[Element data from apps and pages]
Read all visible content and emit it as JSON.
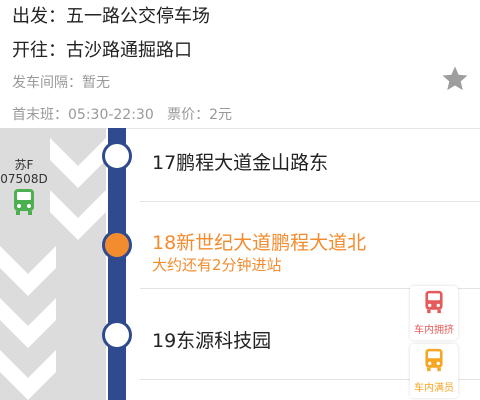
{
  "route": {
    "from_label": "出发：",
    "from_value": "五一路公交停车场",
    "to_label": "开往：",
    "to_value": "古沙路通掘路口",
    "interval": "发车间隔：暂无",
    "hours": "首末班：05:30-22:30",
    "fare": "票价：2元"
  },
  "bus": {
    "plate_line1": "苏F",
    "plate_line2": "07508D",
    "color": "#4caf50"
  },
  "stops": [
    {
      "name": "17鹏程大道金山路东",
      "active": false
    },
    {
      "name": "18新世纪大道鹏程大道北",
      "active": true,
      "eta": "大约还有2分钟进站"
    },
    {
      "name": "19东源科技园",
      "active": false
    }
  ],
  "legend": [
    {
      "label": "车内拥挤",
      "color": "#e55b5b"
    },
    {
      "label": "车内满员",
      "color": "#f5a623"
    }
  ],
  "colors": {
    "line": "#2f4a8f",
    "active": "#f28c2f",
    "lane": "#dcdcdc"
  }
}
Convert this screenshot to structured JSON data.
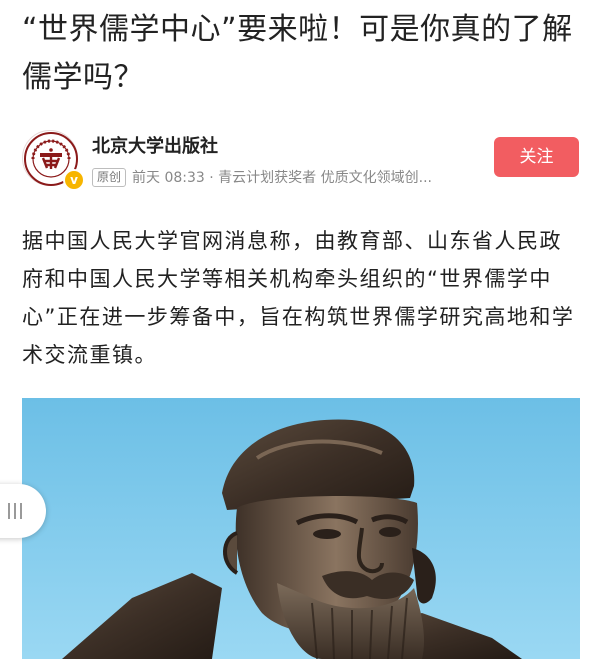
{
  "article": {
    "title": "“世界儒学中心”要来啦！可是你真的了解儒学吗？",
    "paragraph": "据中国人民大学官网消息称，由教育部、山东省人民政府和中国人民大学等相关机构牵头组织的“世界儒学中心”正在进一步筹备中，旨在构筑世界儒学研究高地和学术交流重镇。"
  },
  "author": {
    "name": "北京大学出版社",
    "badge": "原创",
    "time": "前天 08:33",
    "separator": " · ",
    "tagline": "青云计划获奖者 优质文化领域创...",
    "verified_icon": "v-badge-icon",
    "logo_icon": "peking-university-seal-icon",
    "logo_ring_text": "PEKING UNIVERSITY 1898"
  },
  "actions": {
    "follow_label": "关注",
    "follow_color": "#f25d61"
  },
  "side_handle": {
    "icon": "three-bars-icon"
  },
  "image": {
    "subject": "confucius-statue"
  }
}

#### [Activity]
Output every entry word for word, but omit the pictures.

#### [Answer to this exercise]
Read all visible content and emit it as JSON.
{
  "route": {
    "from_label": "出发：",
    "from_value": "五一路公交停车场",
    "to_label": "开往：",
    "to_value": "古沙路通掘路口",
    "interval": "发车间隔：暂无",
    "hours": "首末班：05:30-22:30",
    "fare": "票价：2元"
  },
  "bus": {
    "plate_line1": "苏F",
    "plate_line2": "07508D",
    "color": "#4caf50"
  },
  "stops": [
    {
      "name": "17鹏程大道金山路东",
      "active": false
    },
    {
      "name": "18新世纪大道鹏程大道北",
      "active": true,
      "eta": "大约还有2分钟进站"
    },
    {
      "name": "19东源科技园",
      "active": false
    }
  ],
  "legend": [
    {
      "label": "车内拥挤",
      "color": "#e55b5b"
    },
    {
      "label": "车内满员",
      "color": "#f5a623"
    }
  ],
  "colors": {
    "line": "#2f4a8f",
    "active": "#f28c2f",
    "lane": "#dcdcdc"
  }
}
Convert this screenshot to structured JSON data.
{
  "article": {
    "title": "“世界儒学中心”要来啦！可是你真的了解儒学吗？",
    "paragraph": "据中国人民大学官网消息称，由教育部、山东省人民政府和中国人民大学等相关机构牵头组织的“世界儒学中心”正在进一步筹备中，旨在构筑世界儒学研究高地和学术交流重镇。"
  },
  "author": {
    "name": "北京大学出版社",
    "badge": "原创",
    "time": "前天 08:33",
    "separator": " · ",
    "tagline": "青云计划获奖者 优质文化领域创...",
    "verified_icon": "v-badge-icon",
    "logo_icon": "peking-university-seal-icon",
    "logo_ring_text": "PEKING UNIVERSITY 1898"
  },
  "actions": {
    "follow_label": "关注",
    "follow_color": "#f25d61"
  },
  "side_handle": {
    "icon": "three-bars-icon"
  },
  "image": {
    "subject": "confucius-statue"
  }
}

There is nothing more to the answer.